Howard W. Hewitt – It’s not unusual to enter a Wabash College classroom and find students challenged by their professor to think in abstract terms.  That’s what Wabash is all about – getting students to grow and not only think critically, but think at times in an unconventional manner. (See photo album from Thursday’s class here.)

It is often impressive and enlightening to sit in those classrooms, for those of us who do it infrequently, and be overwhelmed at some of the young men’s intellectual exercises.

It’s just as interesting to enter an art studio in the Fine Arts Building and see students intellectually express an abstraction in art. After all, when we think of the word “abstract,” we often think of art.

Professor Doug Calisch challenged his 3-D Foundations class this week with a project he titled “Releasing the Theme from Within.”

He wanted the students to focus on the subtractive process. “Basically, that means carving, shaping, and removing material from a plaster block, in order to convey a theme or central idea,” Calisch wrote in the assignment sheet.

“Working in the subtractive method takes careful planning and a preliminary design work on paper. It also requires a kind of ‘backwards’ thinking – a deconstructive approach of eliminating mass and creating space in order to reveal the theme locked inside your block of plaster.”

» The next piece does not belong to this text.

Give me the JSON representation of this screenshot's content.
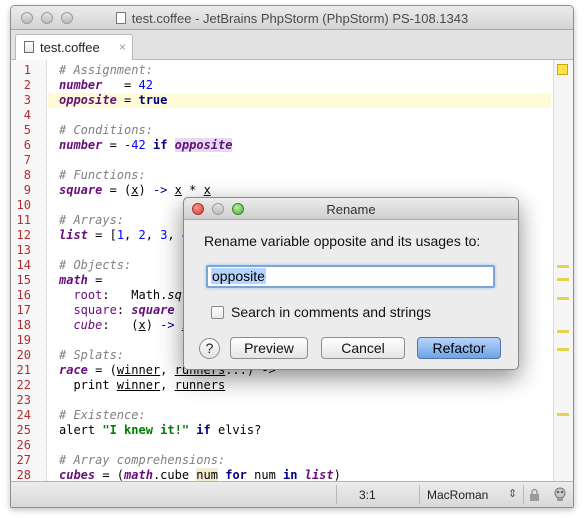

And to keep the assignment as “abstract” as possible, the students drew their themes from a hat. One word was written on a note card and the student had to then create their work to reflect that word. The list included: expel, consume, stress, compression, fluidity, frozen, solitude, toxic, pure, aggressive, destroyed, caustic, strength, complex, and others.

A haze of white dust hung over the sculpture studio Thursday afternoon with the constant “chink, chink, chink” of chisel against plaster. But one of the interesting things, much like other art classes I’ve observed, is most of the students were not art majors. The class is a 100 level class.

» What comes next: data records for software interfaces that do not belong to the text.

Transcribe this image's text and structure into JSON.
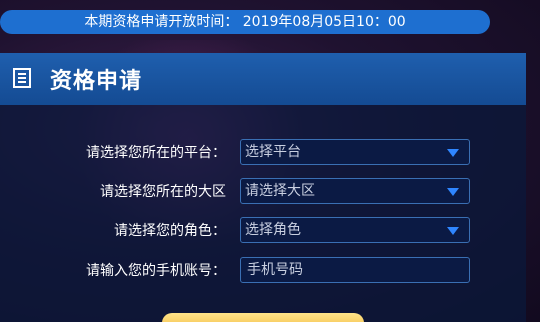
{
  "notice": {
    "text": "本期资格申请开放时间： 2019年08月05日10：00"
  },
  "panel": {
    "title": "资格申请"
  },
  "form": {
    "platform_label": "请选择您所在的平台：",
    "platform_value": "选择平台",
    "region_label": "请选择您所在的大区",
    "region_value": "请选择大区",
    "role_label": "请选择您的角色：",
    "role_value": "选择角色",
    "phone_label": "请输入您的手机账号：",
    "phone_placeholder": "手机号码"
  },
  "colors": {
    "notice_bar": "#1e6fd0",
    "header": "#1f5fae",
    "dropdown_arrow": "#2f86ff",
    "button": "#f1b73c"
  },
  "icons": {
    "header": "document-icon",
    "dropdown": "triangle-down-icon"
  }
}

It’s fascinating to see young men who probably would not define themselves as artists express abstract themes with their hands, a hammer, and a block of white plaster.